The White House has acknowledged the controversial weapons will risk “civilian harm from unexploded ordnance”
Several US Democrats have condemned President Joe Biden’s decision to supply cluster munitions to Ukraine, citing concerns the bombs could maim and kill non-combatants for decades to come.
Following an announcement by the White House earlier on Friday, a number of House Democrats made their opposition known, with Pennsylvania Rep. Representative Chrissy Houlahan saying the move could blur the lines of America’s percieved “moral high ground.”
“A victory for Ukraine is an essential victory for democracies across the globe, but that victory cannot come at the expense of our American values and thus democracy itself,” said Houlahan, an Air Force veteran and the co-chair for a congressional caucus on unexploded ordnance.
Cluster bombs carry smaller explosive submunitions which are scattered across a target area, frequently used against infantry and lightly armored vehicles. However, due to their tendency to leave behind undetonated ‘duds’ – which can remain live in former conflict zones for decades – more than 120 nations have agreed to ban the weapon, including a majority of NATO members.
Though Washington has not joined the international Convention on Cluster Munitions, lawmakers passed legislation in 2009 which barred exports of any cluster bombs with a ‘dud’ rate of more than 1%, which applies to most of the US stockpile. While the law effectively prohibited all foreign transfers of the weapon, the White House can waive the restriction at any time.
During a Pentagon briefing on Thursday, press secretary Patrick Ryder was asked to address concerns over cluster bombs, insisting the military would “carefully” select which type of munitions to send. He claimed any transfer “would not include older variants with dud rates that are higher than 2.35 percent” – more than double the limit set by Congress.
Rep. Jim McGovern of Massachusetts also issued a statement questioning the wisdom of providing cluster weapons to Kiev, saying the bombs “disperse hundreds of bomblets, which can travel far beyond military targets and injure, maim and kill civilians – often long after a conflict is over.” Though Washington, Moscow and Kiev have each declined to sign the cluster bomb treaty, he observed that a long list of US allies had already banned the munitions.

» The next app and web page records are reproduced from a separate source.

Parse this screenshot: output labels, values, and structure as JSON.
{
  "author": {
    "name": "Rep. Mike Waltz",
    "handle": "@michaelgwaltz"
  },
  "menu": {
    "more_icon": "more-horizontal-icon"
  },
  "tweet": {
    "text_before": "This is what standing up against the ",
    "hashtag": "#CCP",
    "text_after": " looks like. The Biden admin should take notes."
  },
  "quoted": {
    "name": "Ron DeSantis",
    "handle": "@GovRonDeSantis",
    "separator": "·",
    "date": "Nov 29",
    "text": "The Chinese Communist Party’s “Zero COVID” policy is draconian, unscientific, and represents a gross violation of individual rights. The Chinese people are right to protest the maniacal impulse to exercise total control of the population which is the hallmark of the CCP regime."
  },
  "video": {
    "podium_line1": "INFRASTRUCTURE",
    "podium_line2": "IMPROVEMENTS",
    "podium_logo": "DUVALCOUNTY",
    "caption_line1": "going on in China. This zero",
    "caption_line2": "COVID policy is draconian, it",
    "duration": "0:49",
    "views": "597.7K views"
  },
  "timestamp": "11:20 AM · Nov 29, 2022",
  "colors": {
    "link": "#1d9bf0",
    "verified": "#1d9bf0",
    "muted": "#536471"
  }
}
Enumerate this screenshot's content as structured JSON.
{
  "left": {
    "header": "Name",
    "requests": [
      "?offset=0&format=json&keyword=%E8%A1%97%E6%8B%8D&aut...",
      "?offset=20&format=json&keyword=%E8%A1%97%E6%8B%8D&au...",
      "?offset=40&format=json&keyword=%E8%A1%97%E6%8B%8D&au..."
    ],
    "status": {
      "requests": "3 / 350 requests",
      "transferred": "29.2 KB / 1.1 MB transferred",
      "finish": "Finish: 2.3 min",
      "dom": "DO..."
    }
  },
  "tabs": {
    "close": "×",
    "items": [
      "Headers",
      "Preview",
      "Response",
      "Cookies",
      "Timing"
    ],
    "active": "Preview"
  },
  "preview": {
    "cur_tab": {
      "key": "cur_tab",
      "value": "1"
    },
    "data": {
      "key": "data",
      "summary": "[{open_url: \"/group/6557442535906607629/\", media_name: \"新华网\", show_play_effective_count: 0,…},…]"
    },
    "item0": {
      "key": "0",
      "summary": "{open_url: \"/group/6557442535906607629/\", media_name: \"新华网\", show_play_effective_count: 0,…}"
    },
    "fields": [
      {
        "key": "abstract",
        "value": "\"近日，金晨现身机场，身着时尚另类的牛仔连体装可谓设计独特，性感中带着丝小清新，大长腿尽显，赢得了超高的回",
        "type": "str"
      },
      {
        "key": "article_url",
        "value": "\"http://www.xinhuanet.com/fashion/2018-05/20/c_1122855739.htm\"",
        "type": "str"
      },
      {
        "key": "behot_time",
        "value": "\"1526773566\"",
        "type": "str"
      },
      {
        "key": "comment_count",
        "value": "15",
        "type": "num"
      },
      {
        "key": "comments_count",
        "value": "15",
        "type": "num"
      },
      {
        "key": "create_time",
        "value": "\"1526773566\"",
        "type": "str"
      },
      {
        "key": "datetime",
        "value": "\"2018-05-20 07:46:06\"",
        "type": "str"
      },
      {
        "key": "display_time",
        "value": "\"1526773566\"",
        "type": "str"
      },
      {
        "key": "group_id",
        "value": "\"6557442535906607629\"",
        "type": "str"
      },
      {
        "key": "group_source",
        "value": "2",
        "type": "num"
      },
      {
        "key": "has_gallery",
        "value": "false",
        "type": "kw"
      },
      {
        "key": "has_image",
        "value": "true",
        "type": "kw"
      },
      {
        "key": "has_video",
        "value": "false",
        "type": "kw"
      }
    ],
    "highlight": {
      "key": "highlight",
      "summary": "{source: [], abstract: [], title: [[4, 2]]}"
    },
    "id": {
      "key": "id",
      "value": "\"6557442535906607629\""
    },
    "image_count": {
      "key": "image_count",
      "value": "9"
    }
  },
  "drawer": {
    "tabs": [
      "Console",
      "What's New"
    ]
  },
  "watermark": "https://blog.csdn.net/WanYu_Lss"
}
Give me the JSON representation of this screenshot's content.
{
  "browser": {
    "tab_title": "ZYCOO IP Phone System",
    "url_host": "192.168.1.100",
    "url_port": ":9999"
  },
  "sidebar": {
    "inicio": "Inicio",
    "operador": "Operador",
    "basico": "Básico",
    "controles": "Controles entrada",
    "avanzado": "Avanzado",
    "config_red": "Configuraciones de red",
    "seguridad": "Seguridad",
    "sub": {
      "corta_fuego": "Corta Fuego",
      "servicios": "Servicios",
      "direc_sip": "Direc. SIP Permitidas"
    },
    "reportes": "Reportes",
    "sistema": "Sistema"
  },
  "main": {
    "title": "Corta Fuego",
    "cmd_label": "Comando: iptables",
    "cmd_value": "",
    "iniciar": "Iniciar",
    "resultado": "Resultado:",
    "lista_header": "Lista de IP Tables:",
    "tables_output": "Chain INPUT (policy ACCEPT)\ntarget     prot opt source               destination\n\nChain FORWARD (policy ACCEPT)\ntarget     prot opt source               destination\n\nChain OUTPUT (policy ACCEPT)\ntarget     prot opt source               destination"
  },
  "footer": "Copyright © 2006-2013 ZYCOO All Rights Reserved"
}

Democrats Ilhan Omar and Sara Jacobs said they will soon introduce legislation that would impose a full-blown ban on cluster bomb transfers as part of foreign military assistance. Jacobs argued the weapons would “prevent the successful economic rebuilding and recovery that’s needed to ensure a prosperous Ukraine and maintain anti-corruption gains,” apparently referring to Kiev’s efforts to crack down on official graft as it seeks to join the NATO bloc.
National Security Advisor Jake Sullivan told reporters on Friday that US officials “recognize that cluster munitions create a risk of civilian harm from unexploded ordnance,” but defended the move after putting it off “for as long as we could.” Undersecretary of Defense for Policy Colin Kahl refused to confirm how many bombs would be provided to Ukraine, but said that there are “hundreds of thousands” of such shells in US stockpiles.